Friday, August 20, 1999

Family Court rigidity leads to frustration

Sydney Morning Herald

Sweeping reforms were needed to the Family Court's "rigid and bureaucratic" system of managing its case load, a major study has found.

In the most significant review of the Family Court undertaken, the Australian Law Reform Commission called for an end to compulsory counselling in child custody disputes and found many people were denied the one thing they wanted from a court: adjudication by a judge.

It also found the court's "inflexible" approach, which required cases to go through a series of set procedures, denied clients the tailored and individualised treatment they needed.

"Cases are treated as if they are all alike, and they're not," Commissioner Kathryn Cronin said.

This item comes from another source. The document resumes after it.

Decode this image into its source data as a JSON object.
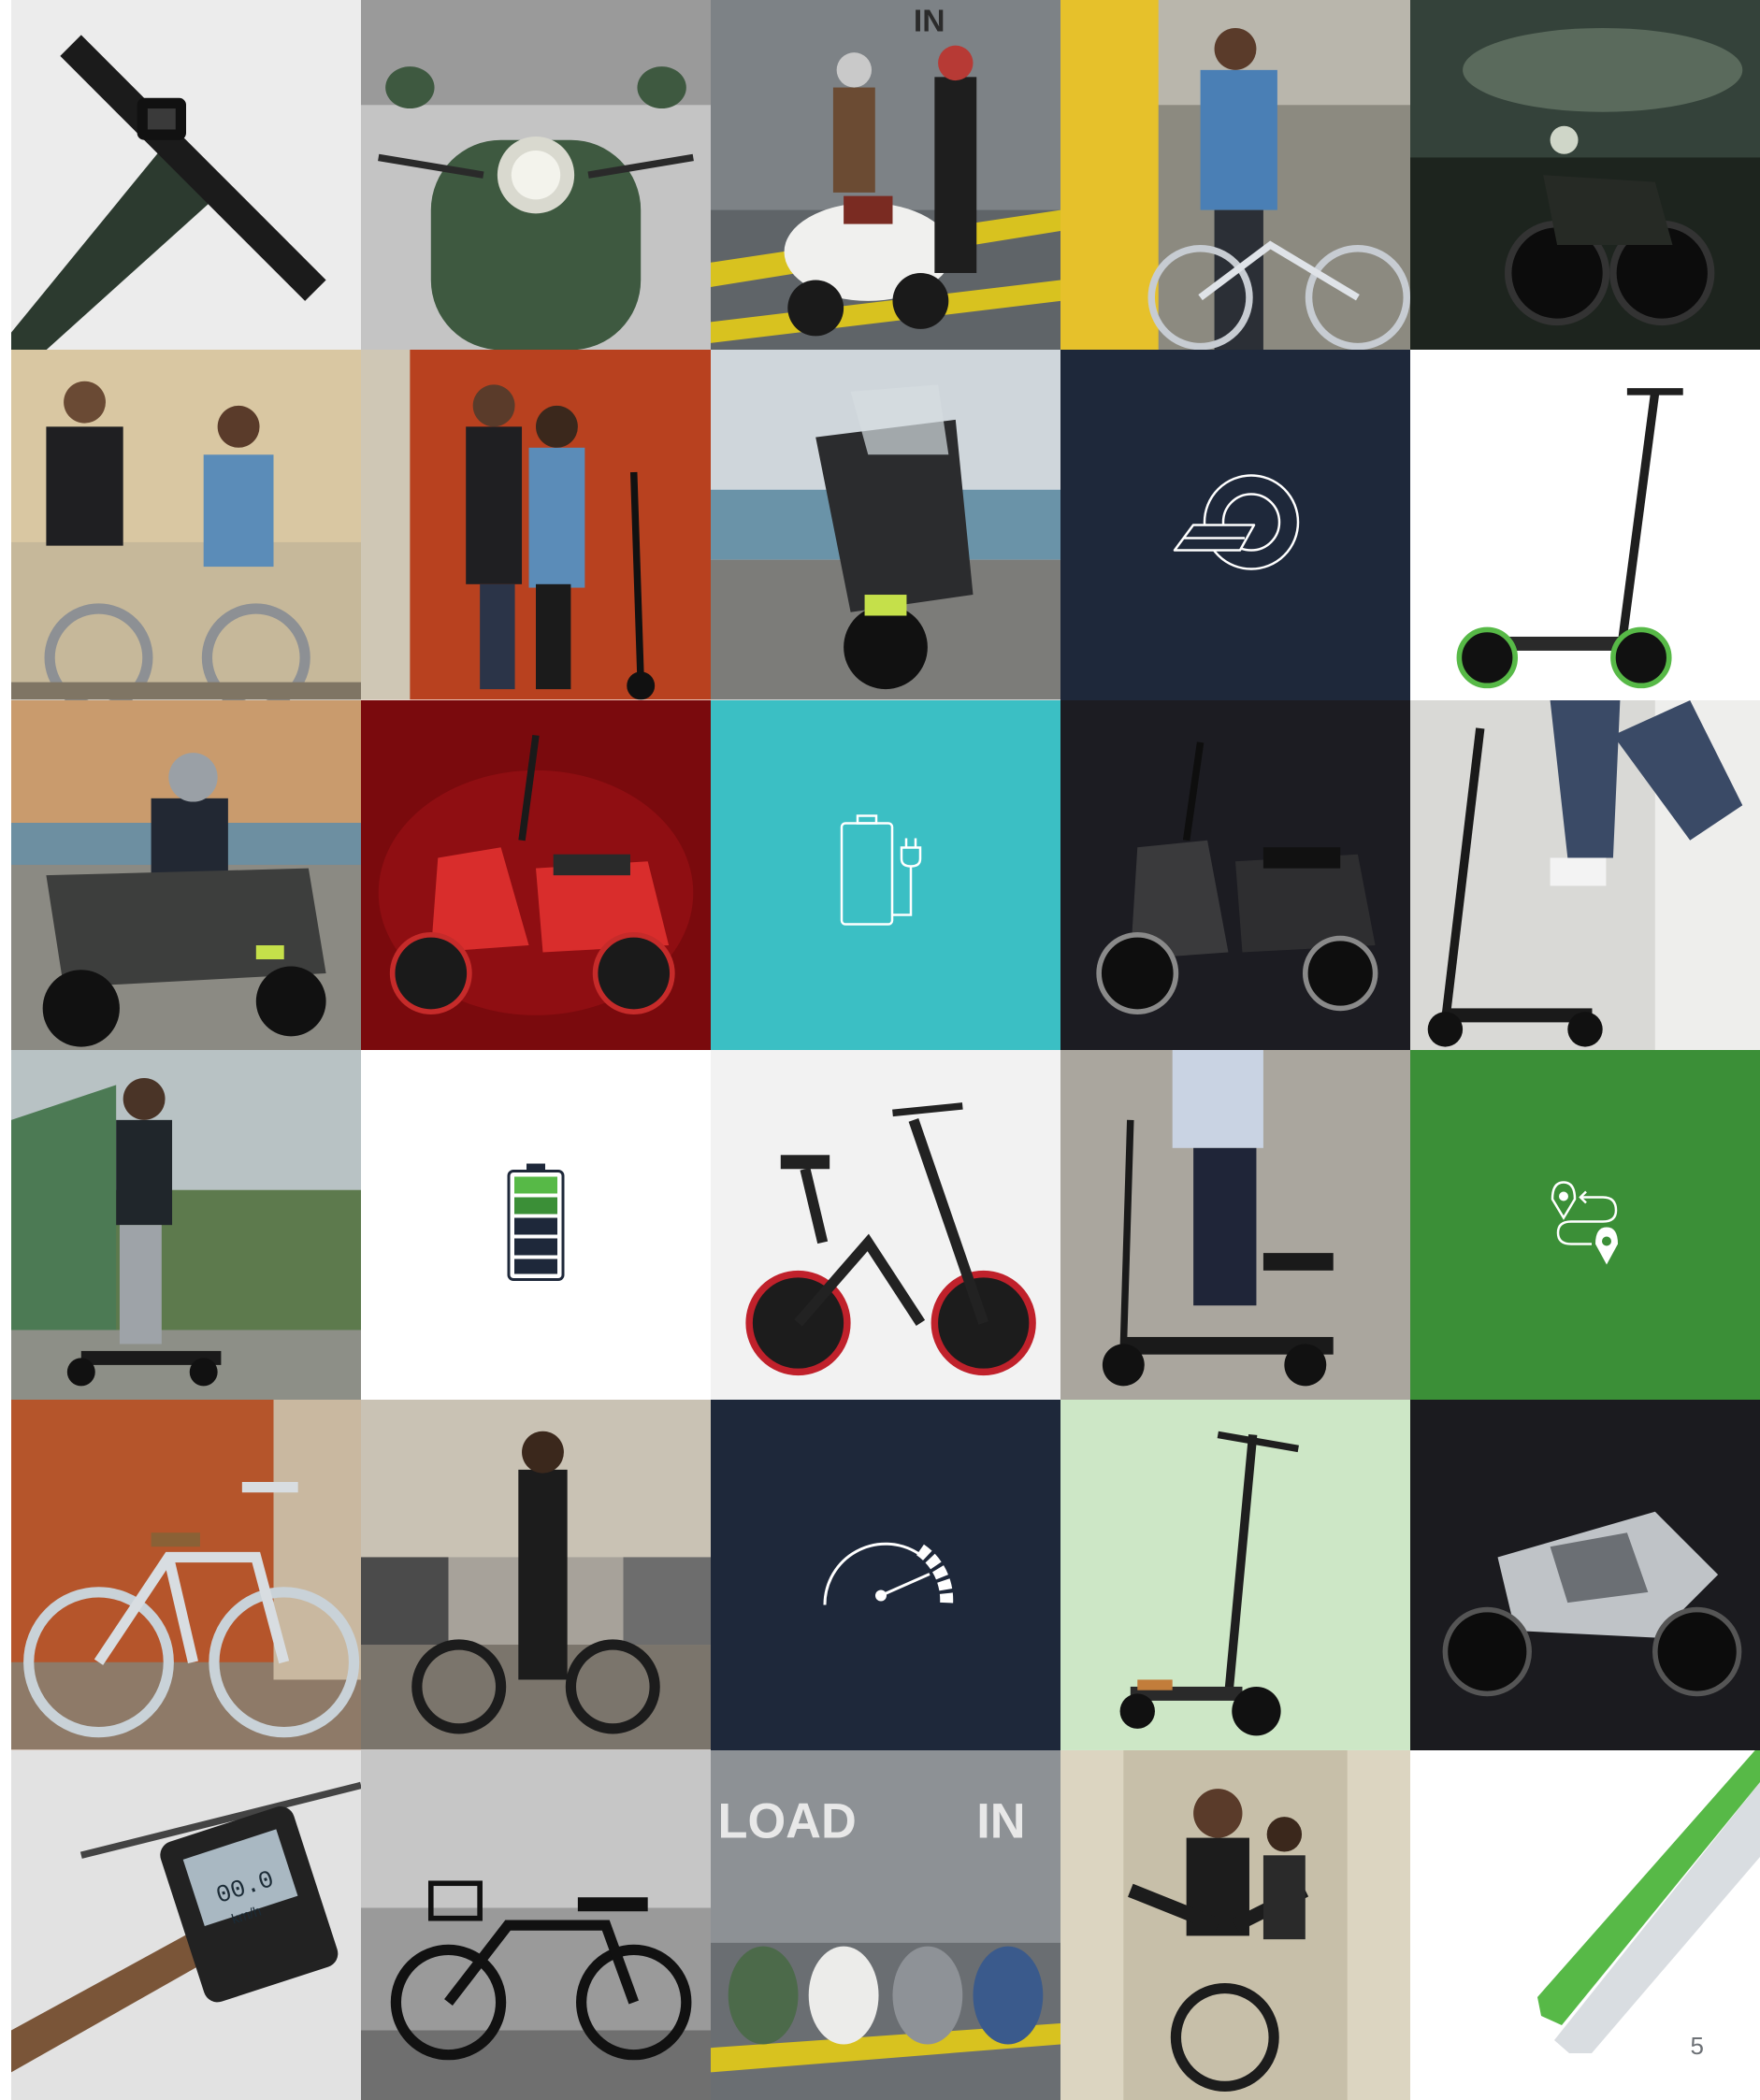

Many litigants were required to undergo counselling or conciliation as a matter of course when it was not appropriate or desired by the clients, it did not progress the case, and it wasted money and court time, the commission found.

But many felt as if they were walking endlessly on "the Yellow Brick Road while the judges were in the Emerald City, never to be seen".

The court has prided itself on the fact that only 5 per cent of the 40,000 contested cases filed each year are resolved by a judge. The rest are settled through the court's counselling and mediation services or with the help of court registrars.

But the commission, in a discussion paper released today, shows that many clients settle through frustration and do not feel their case is handled with care, fairness or dignity.

"'Frustration' is the word most commonly used," Dr Cronin said. "The expectation of the parties when they go to court is not that they will be required to negotiate and go through counselling and conciliation, it's that a judicial officer will make a decision."

Dr Cronin said the counselling was valuable in appropriate cases and at different times during the proceedings for different couples. Many comments praised the quality of the court counselling service. But couples "don't want to be required to go." The commission examined 1,400 cases and received submissions from litigants, lawyers, judges and legal bodies, including law councils and women's legal resource centres.

A third of the 100 unrepresented litigants and a quarter of represented clients surveyed by the commission said they settled out of frustration. People complained about the number of times they were required to attend court and the lack of continuity.

"If a settlement is derived from a sense of frustration, you don't get people coming out of the system with the feeling they were properly dealt with," Dr Cronin said. "It takes on the flavour of cheap justice, not appropriate justice. It fuels people's anger and contributes to poor compliance with directions." Dr Cronin said people did not necessarily want a full trial "presided over by a judge in a red costume". But many wanted a senior judicial officer to make a decision which, she believed, they would be prepared to abide by.

The commission urges a major overhaul of court practice to ensure that the same judge - or team of judges and registrars - has responsibility for allocated cases from start to finish.

Currently, clients may encounter a different registrar, judicial registrar and lawyer each time they are required to attend court. If an officer was more familiar with the couple, it would help ensure only appropriate cases were referred to counselling and mediation.